Exercise directions: In the entries below, find every line with "JSON" and copy it.

Supplied data:
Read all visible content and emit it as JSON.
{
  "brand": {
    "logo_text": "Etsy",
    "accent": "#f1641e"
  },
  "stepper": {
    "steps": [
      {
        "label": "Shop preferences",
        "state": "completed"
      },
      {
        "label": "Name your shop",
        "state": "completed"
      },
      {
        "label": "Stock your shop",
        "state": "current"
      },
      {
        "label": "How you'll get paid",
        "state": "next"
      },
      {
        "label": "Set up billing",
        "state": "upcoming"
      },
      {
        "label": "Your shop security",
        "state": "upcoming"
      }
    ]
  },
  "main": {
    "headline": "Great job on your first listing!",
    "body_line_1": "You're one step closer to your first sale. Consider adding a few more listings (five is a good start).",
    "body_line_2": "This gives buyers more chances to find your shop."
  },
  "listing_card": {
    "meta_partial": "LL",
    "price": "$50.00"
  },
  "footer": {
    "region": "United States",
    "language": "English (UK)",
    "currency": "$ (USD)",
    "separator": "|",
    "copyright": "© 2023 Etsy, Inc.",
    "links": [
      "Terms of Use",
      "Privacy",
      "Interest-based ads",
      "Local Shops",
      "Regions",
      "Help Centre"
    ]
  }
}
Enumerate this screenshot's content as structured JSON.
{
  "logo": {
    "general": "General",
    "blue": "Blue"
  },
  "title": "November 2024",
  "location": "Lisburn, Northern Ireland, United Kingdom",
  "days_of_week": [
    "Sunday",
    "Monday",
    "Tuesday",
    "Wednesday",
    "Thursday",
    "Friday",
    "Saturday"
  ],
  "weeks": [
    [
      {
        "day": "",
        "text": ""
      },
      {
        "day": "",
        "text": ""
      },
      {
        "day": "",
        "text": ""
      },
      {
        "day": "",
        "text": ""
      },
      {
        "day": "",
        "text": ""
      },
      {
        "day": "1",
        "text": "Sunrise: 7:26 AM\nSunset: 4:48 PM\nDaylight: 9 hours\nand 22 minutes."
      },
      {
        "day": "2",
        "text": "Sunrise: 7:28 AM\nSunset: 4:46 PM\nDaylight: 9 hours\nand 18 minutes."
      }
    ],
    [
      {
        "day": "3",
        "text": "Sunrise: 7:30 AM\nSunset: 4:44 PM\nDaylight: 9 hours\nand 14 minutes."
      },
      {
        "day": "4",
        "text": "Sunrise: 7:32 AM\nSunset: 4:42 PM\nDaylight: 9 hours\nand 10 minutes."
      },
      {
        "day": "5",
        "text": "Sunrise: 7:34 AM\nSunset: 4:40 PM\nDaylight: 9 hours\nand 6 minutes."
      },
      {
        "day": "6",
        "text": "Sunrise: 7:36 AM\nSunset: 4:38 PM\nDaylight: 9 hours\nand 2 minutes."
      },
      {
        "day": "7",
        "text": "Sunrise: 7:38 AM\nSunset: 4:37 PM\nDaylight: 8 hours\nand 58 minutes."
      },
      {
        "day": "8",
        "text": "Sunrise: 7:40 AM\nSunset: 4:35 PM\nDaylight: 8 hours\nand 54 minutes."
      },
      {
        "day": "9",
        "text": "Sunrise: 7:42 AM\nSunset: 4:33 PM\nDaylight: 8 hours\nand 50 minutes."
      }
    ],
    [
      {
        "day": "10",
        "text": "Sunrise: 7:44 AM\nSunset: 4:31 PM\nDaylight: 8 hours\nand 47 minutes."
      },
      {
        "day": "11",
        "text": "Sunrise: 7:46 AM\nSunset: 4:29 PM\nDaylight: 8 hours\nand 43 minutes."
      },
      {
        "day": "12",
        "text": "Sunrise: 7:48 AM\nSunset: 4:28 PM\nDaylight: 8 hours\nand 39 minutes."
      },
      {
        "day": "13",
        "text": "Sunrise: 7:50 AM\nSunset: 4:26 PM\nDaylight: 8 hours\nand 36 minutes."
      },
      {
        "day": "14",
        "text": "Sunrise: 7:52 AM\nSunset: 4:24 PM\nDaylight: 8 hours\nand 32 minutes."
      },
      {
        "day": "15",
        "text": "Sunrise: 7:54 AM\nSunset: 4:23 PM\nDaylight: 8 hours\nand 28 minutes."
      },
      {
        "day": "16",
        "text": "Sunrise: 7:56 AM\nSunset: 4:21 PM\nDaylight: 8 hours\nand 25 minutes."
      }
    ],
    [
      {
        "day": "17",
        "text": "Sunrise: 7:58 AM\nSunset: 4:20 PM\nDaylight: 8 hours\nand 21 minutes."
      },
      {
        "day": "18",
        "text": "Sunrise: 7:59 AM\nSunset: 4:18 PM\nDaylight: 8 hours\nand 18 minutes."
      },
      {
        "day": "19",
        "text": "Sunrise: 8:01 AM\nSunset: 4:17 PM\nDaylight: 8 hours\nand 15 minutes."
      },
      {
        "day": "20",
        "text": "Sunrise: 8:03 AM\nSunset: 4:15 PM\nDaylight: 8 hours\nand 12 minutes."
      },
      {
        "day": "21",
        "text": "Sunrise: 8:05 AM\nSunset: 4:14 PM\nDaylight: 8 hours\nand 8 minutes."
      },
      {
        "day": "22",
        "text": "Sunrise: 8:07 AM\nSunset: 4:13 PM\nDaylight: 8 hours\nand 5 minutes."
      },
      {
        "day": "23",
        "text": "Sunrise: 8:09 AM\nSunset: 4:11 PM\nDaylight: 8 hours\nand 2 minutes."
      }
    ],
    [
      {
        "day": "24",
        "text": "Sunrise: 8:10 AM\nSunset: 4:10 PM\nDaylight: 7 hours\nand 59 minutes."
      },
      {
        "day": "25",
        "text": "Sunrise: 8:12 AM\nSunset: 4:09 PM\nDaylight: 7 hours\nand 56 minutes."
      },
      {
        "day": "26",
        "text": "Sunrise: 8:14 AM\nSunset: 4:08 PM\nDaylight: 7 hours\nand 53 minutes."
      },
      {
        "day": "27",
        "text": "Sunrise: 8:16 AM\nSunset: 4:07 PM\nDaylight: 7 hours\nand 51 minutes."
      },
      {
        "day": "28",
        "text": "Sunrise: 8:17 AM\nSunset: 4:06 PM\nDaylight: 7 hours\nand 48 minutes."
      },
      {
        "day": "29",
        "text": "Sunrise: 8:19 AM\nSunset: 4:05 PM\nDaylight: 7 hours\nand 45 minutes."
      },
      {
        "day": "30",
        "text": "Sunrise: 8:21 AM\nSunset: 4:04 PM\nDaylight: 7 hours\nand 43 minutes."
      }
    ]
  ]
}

Solution to this task:
Read all visible content and emit it as JSON.
Enumerate this screenshot's content as structured JSON.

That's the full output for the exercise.